As referenced in a prior post, emerging student-centered instructional models attempt to shift much of the ownership and control (agency) of the learning process over to students. Whether it is an approach that customizes the student’s path and pace through the curriculum, or is an inquiry-based environment that has students engage in a problem solving/design thinking approach, students have greater degrees of agency. I’ve also had the fortunate opportunity of learning from Scott McLeod at two events this year (ETT Summit in Palm Springs, Innovation in Education Summit in VT), and one of the “big shifts” needed in education that he often cites is “from teacher control to student agency,” reinforcing my belief in this idea.
Yet this seems to be extraordinarily elusive when it comes to classroom practice. I myself experienced this as a teacher who experimented with 20% Time in my high school courses, albeit with mixed results. In schools here as well as others I’ve visited across the country, I see teachers in various contexts trying hard to make this shift towards student agency as well, but it is certainly not easy to do and can be challenging for educators and their students. Why is this shift so difficult? What could we be doing differently?

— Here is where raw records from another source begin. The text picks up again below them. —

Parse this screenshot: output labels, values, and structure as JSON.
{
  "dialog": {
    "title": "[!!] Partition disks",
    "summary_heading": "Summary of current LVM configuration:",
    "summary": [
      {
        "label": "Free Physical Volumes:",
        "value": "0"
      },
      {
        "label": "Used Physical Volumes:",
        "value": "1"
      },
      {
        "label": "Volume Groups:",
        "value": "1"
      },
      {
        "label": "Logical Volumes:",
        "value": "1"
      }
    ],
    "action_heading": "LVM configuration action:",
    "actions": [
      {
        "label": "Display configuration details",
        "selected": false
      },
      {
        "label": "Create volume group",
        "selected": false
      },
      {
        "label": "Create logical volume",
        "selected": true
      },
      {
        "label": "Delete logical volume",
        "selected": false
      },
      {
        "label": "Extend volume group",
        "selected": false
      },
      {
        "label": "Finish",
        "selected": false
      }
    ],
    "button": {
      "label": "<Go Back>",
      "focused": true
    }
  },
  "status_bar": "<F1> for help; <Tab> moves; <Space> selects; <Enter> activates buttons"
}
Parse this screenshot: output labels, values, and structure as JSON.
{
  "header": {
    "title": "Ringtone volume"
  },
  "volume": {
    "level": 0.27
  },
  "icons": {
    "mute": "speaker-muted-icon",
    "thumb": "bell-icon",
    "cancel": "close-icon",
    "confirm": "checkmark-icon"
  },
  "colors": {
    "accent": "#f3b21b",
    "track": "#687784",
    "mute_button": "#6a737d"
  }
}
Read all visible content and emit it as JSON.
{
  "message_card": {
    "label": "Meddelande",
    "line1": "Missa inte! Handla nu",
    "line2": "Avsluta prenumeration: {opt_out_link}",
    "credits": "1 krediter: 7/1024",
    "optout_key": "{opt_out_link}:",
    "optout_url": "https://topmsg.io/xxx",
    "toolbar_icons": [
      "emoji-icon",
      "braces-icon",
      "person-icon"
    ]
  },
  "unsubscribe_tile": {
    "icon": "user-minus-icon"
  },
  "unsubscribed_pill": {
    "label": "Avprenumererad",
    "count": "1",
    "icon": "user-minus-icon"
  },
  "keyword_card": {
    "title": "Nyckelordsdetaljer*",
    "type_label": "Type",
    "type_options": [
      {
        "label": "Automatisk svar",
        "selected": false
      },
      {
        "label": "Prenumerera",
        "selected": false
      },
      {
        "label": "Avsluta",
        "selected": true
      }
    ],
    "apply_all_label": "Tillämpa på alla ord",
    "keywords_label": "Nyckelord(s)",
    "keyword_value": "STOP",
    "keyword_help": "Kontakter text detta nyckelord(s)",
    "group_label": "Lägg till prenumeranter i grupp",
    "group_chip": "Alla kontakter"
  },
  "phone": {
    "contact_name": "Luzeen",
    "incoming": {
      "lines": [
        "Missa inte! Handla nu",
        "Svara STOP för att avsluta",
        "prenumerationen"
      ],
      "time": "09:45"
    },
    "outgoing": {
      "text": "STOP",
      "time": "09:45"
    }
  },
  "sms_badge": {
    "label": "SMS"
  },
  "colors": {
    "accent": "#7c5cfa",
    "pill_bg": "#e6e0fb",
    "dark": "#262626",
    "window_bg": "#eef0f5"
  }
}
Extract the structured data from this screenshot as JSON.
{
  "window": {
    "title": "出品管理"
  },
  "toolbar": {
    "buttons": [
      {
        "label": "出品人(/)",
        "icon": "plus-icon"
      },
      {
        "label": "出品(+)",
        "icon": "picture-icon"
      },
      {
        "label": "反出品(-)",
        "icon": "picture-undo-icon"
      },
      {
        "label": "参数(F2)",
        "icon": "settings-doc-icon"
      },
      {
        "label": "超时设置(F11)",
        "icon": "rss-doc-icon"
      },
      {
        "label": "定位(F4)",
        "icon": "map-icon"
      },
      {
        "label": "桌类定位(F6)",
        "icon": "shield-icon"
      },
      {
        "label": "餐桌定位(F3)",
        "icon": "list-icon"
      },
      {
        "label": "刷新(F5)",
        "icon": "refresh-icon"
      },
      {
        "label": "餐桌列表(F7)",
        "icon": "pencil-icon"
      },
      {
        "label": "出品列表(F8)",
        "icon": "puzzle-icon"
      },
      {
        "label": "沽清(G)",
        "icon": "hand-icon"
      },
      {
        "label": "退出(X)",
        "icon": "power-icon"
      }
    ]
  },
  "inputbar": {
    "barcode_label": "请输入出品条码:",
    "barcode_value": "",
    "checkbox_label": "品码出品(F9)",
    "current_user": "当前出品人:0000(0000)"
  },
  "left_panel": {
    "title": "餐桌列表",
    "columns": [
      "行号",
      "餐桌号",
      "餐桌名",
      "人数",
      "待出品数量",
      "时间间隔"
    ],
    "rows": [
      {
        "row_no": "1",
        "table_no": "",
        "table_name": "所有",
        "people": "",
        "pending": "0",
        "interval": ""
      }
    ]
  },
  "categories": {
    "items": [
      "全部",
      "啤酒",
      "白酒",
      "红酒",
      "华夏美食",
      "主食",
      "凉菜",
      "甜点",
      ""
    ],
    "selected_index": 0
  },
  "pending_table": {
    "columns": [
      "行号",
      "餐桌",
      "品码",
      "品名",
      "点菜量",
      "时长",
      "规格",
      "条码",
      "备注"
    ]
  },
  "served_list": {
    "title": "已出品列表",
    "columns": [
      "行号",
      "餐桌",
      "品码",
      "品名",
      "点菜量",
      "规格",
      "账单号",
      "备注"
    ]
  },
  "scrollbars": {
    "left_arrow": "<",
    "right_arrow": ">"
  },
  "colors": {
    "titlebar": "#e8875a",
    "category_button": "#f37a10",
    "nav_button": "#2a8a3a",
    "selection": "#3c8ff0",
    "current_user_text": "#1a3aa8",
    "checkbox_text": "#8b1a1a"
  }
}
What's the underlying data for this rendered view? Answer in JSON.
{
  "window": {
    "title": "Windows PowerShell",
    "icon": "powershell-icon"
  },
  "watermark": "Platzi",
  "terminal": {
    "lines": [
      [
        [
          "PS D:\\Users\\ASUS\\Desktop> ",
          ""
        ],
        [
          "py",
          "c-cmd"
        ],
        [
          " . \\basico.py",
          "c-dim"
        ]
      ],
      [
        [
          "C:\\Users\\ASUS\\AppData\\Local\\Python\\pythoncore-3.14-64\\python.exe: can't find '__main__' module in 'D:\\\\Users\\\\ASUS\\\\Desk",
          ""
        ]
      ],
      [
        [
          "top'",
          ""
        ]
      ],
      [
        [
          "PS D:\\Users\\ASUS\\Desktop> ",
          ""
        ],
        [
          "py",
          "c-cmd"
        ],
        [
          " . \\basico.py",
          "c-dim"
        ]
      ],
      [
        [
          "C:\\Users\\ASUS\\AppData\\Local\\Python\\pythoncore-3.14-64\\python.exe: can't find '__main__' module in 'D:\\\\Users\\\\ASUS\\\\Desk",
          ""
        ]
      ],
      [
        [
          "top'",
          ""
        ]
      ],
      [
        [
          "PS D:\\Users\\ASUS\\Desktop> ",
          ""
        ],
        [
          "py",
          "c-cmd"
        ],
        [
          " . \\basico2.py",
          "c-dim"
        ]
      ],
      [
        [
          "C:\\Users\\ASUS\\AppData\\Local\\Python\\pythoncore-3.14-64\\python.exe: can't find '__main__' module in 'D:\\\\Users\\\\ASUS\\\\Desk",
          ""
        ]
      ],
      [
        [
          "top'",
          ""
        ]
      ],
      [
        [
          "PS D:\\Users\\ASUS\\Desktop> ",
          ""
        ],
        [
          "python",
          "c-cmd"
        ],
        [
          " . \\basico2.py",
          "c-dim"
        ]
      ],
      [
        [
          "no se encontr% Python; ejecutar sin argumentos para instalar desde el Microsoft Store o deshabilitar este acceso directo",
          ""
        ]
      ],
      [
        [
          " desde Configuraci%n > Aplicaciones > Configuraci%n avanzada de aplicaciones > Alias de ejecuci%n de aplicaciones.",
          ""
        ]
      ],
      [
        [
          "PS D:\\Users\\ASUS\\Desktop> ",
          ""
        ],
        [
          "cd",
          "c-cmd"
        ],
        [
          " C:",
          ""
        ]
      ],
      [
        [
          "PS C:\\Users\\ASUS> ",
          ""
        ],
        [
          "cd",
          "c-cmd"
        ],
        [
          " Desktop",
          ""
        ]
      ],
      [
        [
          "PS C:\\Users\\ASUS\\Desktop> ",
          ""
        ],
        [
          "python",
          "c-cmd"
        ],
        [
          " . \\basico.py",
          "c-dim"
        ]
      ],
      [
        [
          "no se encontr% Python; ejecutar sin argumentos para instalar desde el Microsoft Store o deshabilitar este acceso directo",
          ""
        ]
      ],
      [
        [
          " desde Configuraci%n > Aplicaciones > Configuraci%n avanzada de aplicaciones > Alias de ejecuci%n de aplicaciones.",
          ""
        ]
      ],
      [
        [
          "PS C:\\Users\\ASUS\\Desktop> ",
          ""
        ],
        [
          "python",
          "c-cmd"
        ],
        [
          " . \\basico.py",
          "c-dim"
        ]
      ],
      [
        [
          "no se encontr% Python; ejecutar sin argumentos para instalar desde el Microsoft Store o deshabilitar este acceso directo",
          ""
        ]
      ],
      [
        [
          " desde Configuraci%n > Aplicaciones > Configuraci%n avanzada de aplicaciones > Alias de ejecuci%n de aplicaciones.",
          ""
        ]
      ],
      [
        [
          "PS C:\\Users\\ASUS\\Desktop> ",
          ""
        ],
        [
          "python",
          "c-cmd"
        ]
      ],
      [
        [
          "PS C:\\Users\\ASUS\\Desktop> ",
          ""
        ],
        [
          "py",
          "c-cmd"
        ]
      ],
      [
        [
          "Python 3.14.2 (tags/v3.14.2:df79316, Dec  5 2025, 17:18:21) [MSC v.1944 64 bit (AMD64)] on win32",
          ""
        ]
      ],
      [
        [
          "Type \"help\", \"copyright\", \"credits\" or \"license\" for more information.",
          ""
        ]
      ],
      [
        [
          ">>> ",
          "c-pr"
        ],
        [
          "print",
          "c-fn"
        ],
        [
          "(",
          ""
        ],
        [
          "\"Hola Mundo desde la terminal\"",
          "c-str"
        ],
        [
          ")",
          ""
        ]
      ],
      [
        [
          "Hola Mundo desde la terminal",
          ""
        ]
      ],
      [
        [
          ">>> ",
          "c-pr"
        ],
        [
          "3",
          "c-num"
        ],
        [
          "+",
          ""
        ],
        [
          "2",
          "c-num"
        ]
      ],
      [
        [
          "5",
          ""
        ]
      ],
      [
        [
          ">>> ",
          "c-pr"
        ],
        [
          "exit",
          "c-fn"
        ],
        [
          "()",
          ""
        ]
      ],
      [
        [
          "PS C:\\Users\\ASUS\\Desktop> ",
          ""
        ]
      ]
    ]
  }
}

I recently started to think that we may not asking the right questions regarding student choice and agency over their learning. What if we hone in our focus specifically on the student experience? Most of the feedback I hear regarding the barriers to this approach is that students cannot “handle” that much control. But we need to unpack that a bit. I understand what the teacher means by this, but what specifically do students need to know, think, and believe that would enable them to actually “handle it”?
In other words, what skills, attitudes and behaviors best equip students to thrive in environments that require student agency over their learning?
When preparing for last summer’s BWRSD Admin Retreat, I spent considerable time diving into social-emotional learning (SEL.) I quickly realized that this may be THE missing piece. Could this be the key to unlocking students’ ability to “handle” student-centered environments? What if we focus more on strong SEL environments first before diving right into student agency? Will this enable students to engage in student-centered learning? Would the success of students then spark a shift towards student agency as teachers see students who once struggled in these contexts begin to thrive?
If this is the case, we should shift some of our focus towards the knowledge and skills promoted by SEL that they can then tap into when engaged in student-centered environments. Specific classroom strategies related to this approach coming soon….